For example EDITOR=code bundle open mocha from my project opens the gem in VSCode:

Mocha opened in VSCode.png

If the gem isn’t installed, you could also look up the source code online (rubygems.org) and if the code is on GitHub, there’s a handy shortcut to open it in a browser version of VSCode.

Find your Target

One of the easiest ways to find the method definition is to use #source_location. Fire up an irb console:

require 'minitest'
require 'mocha/minitest'
# => ["/.../ruby/3.0.3/gems/mocha-1.13.0/lib/mocha/class_methods.rb", 45]

In case that doesn’t work, since we have the source code open, we can make use of VSCode’s search:

Searching Mocha in VSCode.png

Some ideas to try if the results list is really long:

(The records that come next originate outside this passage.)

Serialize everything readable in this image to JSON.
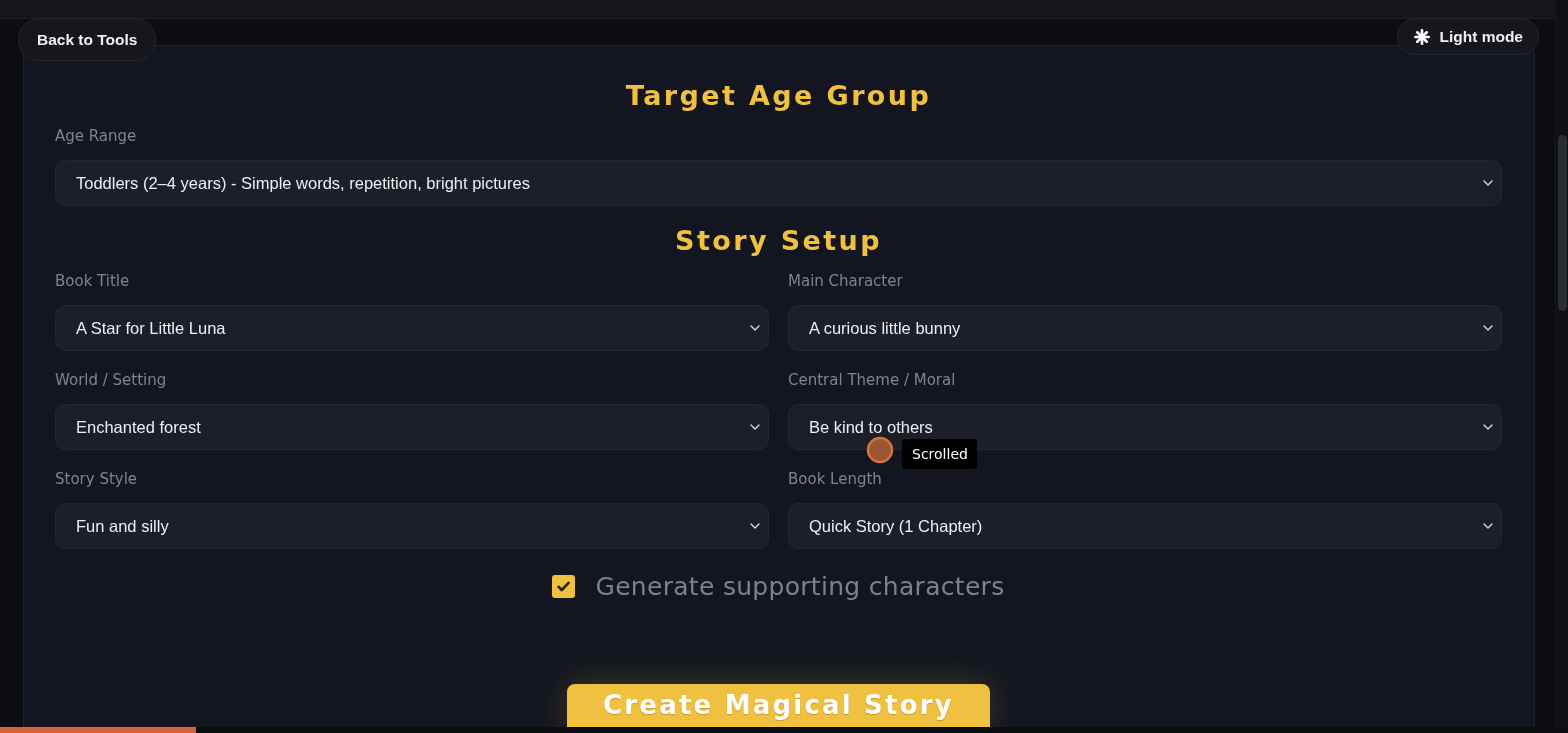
{
  "top_bar": {
    "back_button": "Back to Tools",
    "theme_toggle": "Light mode"
  },
  "sections": [
    {
      "title": "Target Age Group",
      "fields": [
        {
          "label": "Age Range",
          "value": "Toddlers (2–4 years) - Simple words, repetition, bright pictures"
        }
      ]
    },
    {
      "title": "Story Setup",
      "fields": [
        {
          "label": "Book Title",
          "value": "A Star for Little Luna"
        },
        {
          "label": "Main Character",
          "value": "A curious little bunny"
        },
        {
          "label": "World / Setting",
          "value": "Enchanted forest"
        },
        {
          "label": "Central Theme / Moral",
          "value": "Be kind to others"
        },
        {
          "label": "Story Style",
          "value": "Fun and silly"
        },
        {
          "label": "Book Length",
          "value": "Quick Story (1 Chapter)"
        }
      ]
    }
  ],
  "options": [
    {
      "label": "Generate supporting characters",
      "checked": true
    }
  ],
  "submit_button": "Create Magical Story",
  "cursor_tooltip": "Scrolled",
  "page_progress": {
    "level": 0.125
  }
}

  • prefixing the search term with the declaration syntax (e.g. class <ClassName> for a class, def <method_name> for an instance method) generally works well, but not always, given the many ways to metaprogram in Ruby. For example, it’s not obvious that any_instance would have been defined as an instance method.
  • Match Whole Word” (ab) helps exclude classes / methods with the search term as a substring (e.g. it would have excluded any_instance_method and mock_impersonating_any_instance_of in the results above)
  • files to include” knowing the structure of most gems (see later section), we can usually restrict to the lib/ directory, which will exclude test files, bin scripts etc

Trace the Callers

While we found the method, it didn’t answer our initial question, which was how any_instance becomes callable on any class. We could probably try a “top-down” or “bottom-up” search here.

For “bottom-up” search, since this is plain Ruby as opposed to Rails, we could try to follow the require trail. But if we have an extension like solargraph, a simpler way is to make use of VSCode’s Go to References:

VSCode Go To References in Mocha.png

Above, we find that Mocha::ClassMethods is included into Class in Mocha::API:

Class.send(:include, ClassMethods)

We can continue doing the same approach, but at some point the “search tree” got quite unwieldy so I switched to a more “top-down” approach, checking the README to see how the gem was require-d.

Know the Structure of a Gem

A quick detour on how a gem is structured - lib/ generally contains the gem’s core logic. There you’ll find a ruby file and a folder corresponding to the name of the gem. For example, in mocha:

└── mocha.rb
└── mocha/

The ruby file (e.g. lib/mocha.rb) generally contains most of the gem’s bootstrapping logic, as this is the file loaded when requiring the gem (i.e. require 'mocha' would load lib/mocha.rb). So typically we’d start our “top-down” search here.

mocha is slightly different - it supports multiple test libraries, and in the README we are instructed to require a different file depending on our test library. For example, for minitest we’d do:

require 'minitest/unit'
require 'mocha/minitest'

So in this case we’d start our search from lib/mocha/minitest.rb. There on it’s pretty straightforward Ruby, leading us back to Mocha::API (albeit with knowledge of how it gets required!).


Related Posts

Practical Metaprogramming in Ruby: minitest/mock

Mocking in RSpec VS Minitest: A Cheatsheet



By Nick, a Business grad turned Software Engineer, living in sunny 🇸🇬. I write mostly about Ruby and Rails, not wasabi (sorry!).